The business model: typically 10 to 15 percent of the media spend. Before that, ad exchanges were operating in a totally non-transparent way and would take up to 70 percent margins on the spend. Invite Media “was around for three years” and was then sold to Google in June 2010, officially for $81 million. Provenzano explained how Invite Media was the biggest player in Google’s own ad exchange, prompting the Mountain View, California, company to start talking to them in December 2009.
“We were about 45 people at that time and the average age at the company was 24. I was 23. We started when I was 21 years old.”
The future will tell how Vistar Media will do. At this stage, it has already gone “from zero revenues in 2012 to a few million the following year,” Provenzano says.
Certainly an inspiring trajectory there and interesting, disrupting ideas for the industry.
Following its acquisition of the rights to show Champions League football, BT Sport has been working to establish itself as the major rival ... read more
We talk a lot about content. How to make it, what makes it work, how to measure it’s effects, if there’s too ... read more

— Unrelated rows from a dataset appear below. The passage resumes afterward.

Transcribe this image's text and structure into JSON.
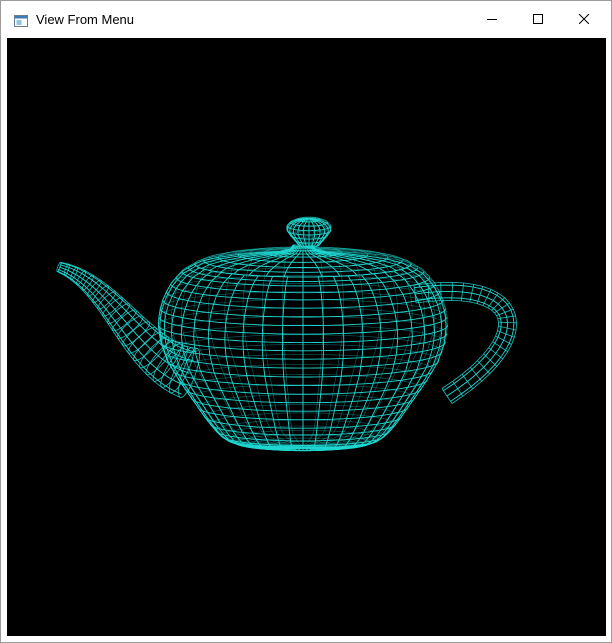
{
  "window": {
    "title": "View From Menu",
    "icon": "app-window-icon",
    "controls": {
      "minimize_icon": "minimize-icon",
      "maximize_icon": "maximize-icon",
      "close_icon": "close-icon"
    }
  },
  "canvas": {
    "background_color": "#000000",
    "model": "teapot",
    "render_mode": "wireframe",
    "wire_color": "#1fd6d0"
  }
}
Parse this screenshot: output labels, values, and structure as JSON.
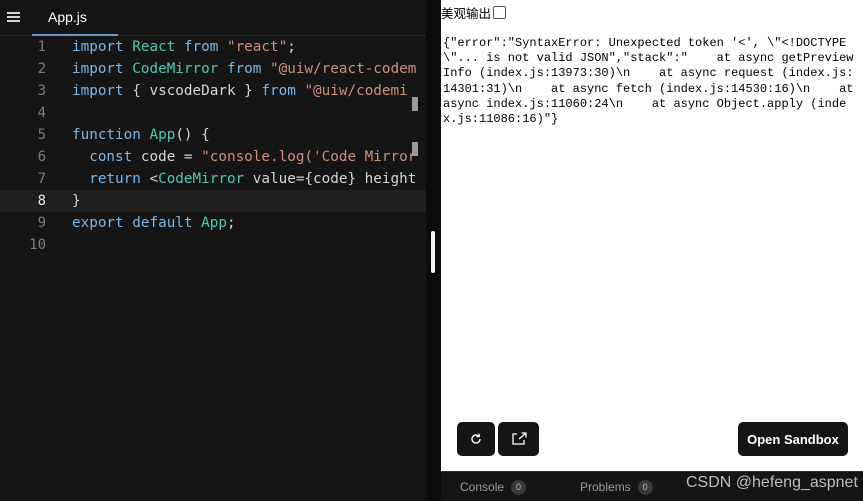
{
  "editor": {
    "tab_label": "App.js",
    "lines": [
      {
        "n": "1",
        "parts": [
          [
            "kw2",
            "import"
          ],
          [
            "plain",
            " "
          ],
          [
            "id",
            "React"
          ],
          [
            "plain",
            " "
          ],
          [
            "kw2",
            "from"
          ],
          [
            "plain",
            " "
          ],
          [
            "str",
            "\"react\""
          ],
          [
            "plain",
            ";"
          ]
        ]
      },
      {
        "n": "2",
        "parts": [
          [
            "kw2",
            "import"
          ],
          [
            "plain",
            " "
          ],
          [
            "id",
            "CodeMirror"
          ],
          [
            "plain",
            " "
          ],
          [
            "kw2",
            "from"
          ],
          [
            "plain",
            " "
          ],
          [
            "str",
            "\"@uiw/react-codem"
          ]
        ]
      },
      {
        "n": "3",
        "parts": [
          [
            "kw2",
            "import"
          ],
          [
            "plain",
            " { vscodeDark } "
          ],
          [
            "kw2",
            "from"
          ],
          [
            "plain",
            " "
          ],
          [
            "str",
            "\"@uiw/codemi"
          ]
        ]
      },
      {
        "n": "4",
        "parts": []
      },
      {
        "n": "5",
        "parts": [
          [
            "kw2",
            "function"
          ],
          [
            "plain",
            " "
          ],
          [
            "id",
            "App"
          ],
          [
            "plain",
            "() {"
          ]
        ]
      },
      {
        "n": "6",
        "parts": [
          [
            "plain",
            "  "
          ],
          [
            "kw2",
            "const"
          ],
          [
            "plain",
            " code = "
          ],
          [
            "str",
            "\"console.log('Code Mirror"
          ]
        ]
      },
      {
        "n": "7",
        "parts": [
          [
            "plain",
            "  "
          ],
          [
            "kw2",
            "return"
          ],
          [
            "plain",
            " <"
          ],
          [
            "id",
            "CodeMirror"
          ],
          [
            "plain",
            " value={code} height"
          ]
        ]
      },
      {
        "n": "8",
        "parts": [
          [
            "plain",
            "}"
          ]
        ]
      },
      {
        "n": "9",
        "parts": [
          [
            "kw2",
            "export"
          ],
          [
            "plain",
            " "
          ],
          [
            "kw2",
            "default"
          ],
          [
            "plain",
            " "
          ],
          [
            "id",
            "App"
          ],
          [
            "plain",
            ";"
          ]
        ]
      },
      {
        "n": "10",
        "parts": []
      }
    ]
  },
  "preview": {
    "pretty_label": "美观输出",
    "output": "{\"error\":\"SyntaxError: Unexpected token '<', \\\"<!DOCTYPE \\\"... is not valid JSON\",\"stack\":\"    at async getPreviewInfo (index.js:13973:30)\\n    at async request (index.js:14301:31)\\n    at async fetch (index.js:14530:16)\\n    at async index.js:11060:24\\n    at async Object.apply (index.js:11086:16)\"}",
    "open_sandbox_label": "Open Sandbox",
    "refresh_icon": "refresh-icon",
    "open_icon": "open-external-icon"
  },
  "bottombar": {
    "tabs": [
      {
        "label": "Console",
        "count": "0"
      },
      {
        "label": "Problems",
        "count": "0"
      }
    ]
  },
  "watermark": "CSDN @hefeng_aspnet"
}
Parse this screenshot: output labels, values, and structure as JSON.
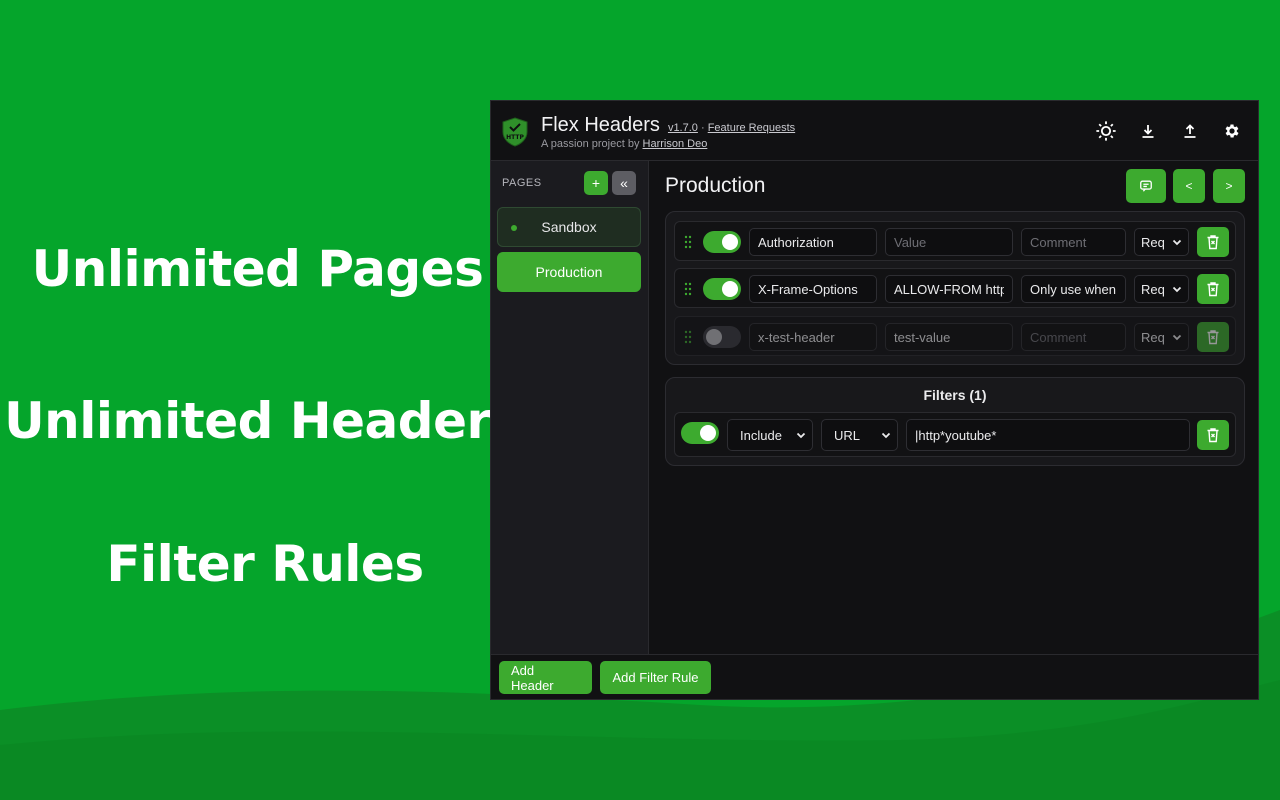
{
  "promo": {
    "line1": "Unlimited Pages",
    "line2": "Unlimited Headers",
    "line3": "Filter Rules"
  },
  "header": {
    "title": "Flex Headers",
    "version": "v1.7.0",
    "separator": "·",
    "feature_requests": "Feature Requests",
    "subtitle_prefix": "A passion project by",
    "author": "Harrison Deo",
    "icons": [
      "sun-icon",
      "download-icon",
      "upload-icon",
      "gear-icon"
    ]
  },
  "sidebar": {
    "label": "PAGES",
    "add_label": "+",
    "collapse_label": "«",
    "items": [
      {
        "label": "Sandbox",
        "active": false
      },
      {
        "label": "Production",
        "active": true
      }
    ]
  },
  "main": {
    "page_title": "Production",
    "prev_label": "<",
    "next_label": ">",
    "headers": [
      {
        "enabled": true,
        "name": "Authorization",
        "value": "",
        "value_placeholder": "Value",
        "comment": "",
        "comment_placeholder": "Comment",
        "type": "Req"
      },
      {
        "enabled": true,
        "name": "X-Frame-Options",
        "value": "ALLOW-FROM https",
        "value_placeholder": "Value",
        "comment": "Only use when",
        "comment_placeholder": "Comment",
        "type": "Req"
      },
      {
        "enabled": false,
        "name": "x-test-header",
        "value": "test-value",
        "value_placeholder": "Value",
        "comment": "",
        "comment_placeholder": "Comment",
        "type": "Req"
      }
    ],
    "filters_title": "Filters (1)",
    "filters": [
      {
        "enabled": true,
        "mode": "Include",
        "target": "URL",
        "pattern": "|http*youtube*"
      }
    ]
  },
  "footer": {
    "add_header": "Add Header",
    "add_filter": "Add Filter Rule"
  },
  "colors": {
    "accent": "#3daa2f",
    "background": "#05a52b",
    "app_bg": "#111113"
  }
}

Sport England wanted to encourage women to increase their physical activity, so it created the campaign ‘This Girl Can’ and its authenticity ... read more
Should you post stories about people dying, religion or bikinis on LinkedIn? That all depends on the business context.